> _Working data_:
BEGIN
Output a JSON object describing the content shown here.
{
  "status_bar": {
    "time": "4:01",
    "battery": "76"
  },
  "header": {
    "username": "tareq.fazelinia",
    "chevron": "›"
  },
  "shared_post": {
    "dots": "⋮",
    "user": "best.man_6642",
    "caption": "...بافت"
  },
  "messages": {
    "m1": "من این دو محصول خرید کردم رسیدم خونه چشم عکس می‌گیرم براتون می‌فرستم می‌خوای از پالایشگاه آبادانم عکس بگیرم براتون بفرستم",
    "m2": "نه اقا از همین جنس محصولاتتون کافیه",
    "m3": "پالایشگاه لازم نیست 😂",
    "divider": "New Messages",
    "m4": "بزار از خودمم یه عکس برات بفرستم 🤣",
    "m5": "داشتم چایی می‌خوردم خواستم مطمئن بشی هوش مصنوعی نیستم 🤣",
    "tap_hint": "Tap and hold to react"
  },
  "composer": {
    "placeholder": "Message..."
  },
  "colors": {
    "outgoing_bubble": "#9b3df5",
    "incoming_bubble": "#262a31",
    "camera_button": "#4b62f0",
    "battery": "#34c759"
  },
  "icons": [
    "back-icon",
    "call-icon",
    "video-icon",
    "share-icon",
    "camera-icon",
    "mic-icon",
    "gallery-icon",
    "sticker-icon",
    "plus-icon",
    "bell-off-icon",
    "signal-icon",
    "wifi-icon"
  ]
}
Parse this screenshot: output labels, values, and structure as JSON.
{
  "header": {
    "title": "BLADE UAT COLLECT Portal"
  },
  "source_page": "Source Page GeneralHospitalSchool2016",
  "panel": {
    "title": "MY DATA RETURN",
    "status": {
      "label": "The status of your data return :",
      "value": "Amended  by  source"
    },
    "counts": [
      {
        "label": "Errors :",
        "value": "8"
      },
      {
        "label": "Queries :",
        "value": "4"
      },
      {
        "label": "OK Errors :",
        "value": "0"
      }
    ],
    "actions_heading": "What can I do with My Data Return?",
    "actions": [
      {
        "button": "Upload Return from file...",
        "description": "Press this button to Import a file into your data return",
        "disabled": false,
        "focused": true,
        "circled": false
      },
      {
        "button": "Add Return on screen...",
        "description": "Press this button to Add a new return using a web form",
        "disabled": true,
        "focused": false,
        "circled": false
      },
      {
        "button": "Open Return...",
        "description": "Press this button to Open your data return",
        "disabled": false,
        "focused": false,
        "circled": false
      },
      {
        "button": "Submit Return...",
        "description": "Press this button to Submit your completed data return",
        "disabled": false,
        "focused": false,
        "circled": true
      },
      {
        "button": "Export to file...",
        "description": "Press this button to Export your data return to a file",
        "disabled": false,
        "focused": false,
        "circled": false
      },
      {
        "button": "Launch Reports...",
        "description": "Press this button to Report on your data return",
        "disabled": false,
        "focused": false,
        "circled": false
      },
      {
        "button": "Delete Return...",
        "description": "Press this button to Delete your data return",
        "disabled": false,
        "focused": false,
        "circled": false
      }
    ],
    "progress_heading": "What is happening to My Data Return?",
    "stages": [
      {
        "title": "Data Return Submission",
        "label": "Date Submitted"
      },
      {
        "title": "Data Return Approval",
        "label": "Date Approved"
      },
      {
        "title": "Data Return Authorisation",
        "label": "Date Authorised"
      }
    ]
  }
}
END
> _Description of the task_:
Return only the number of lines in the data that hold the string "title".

> _Expected answer_:
5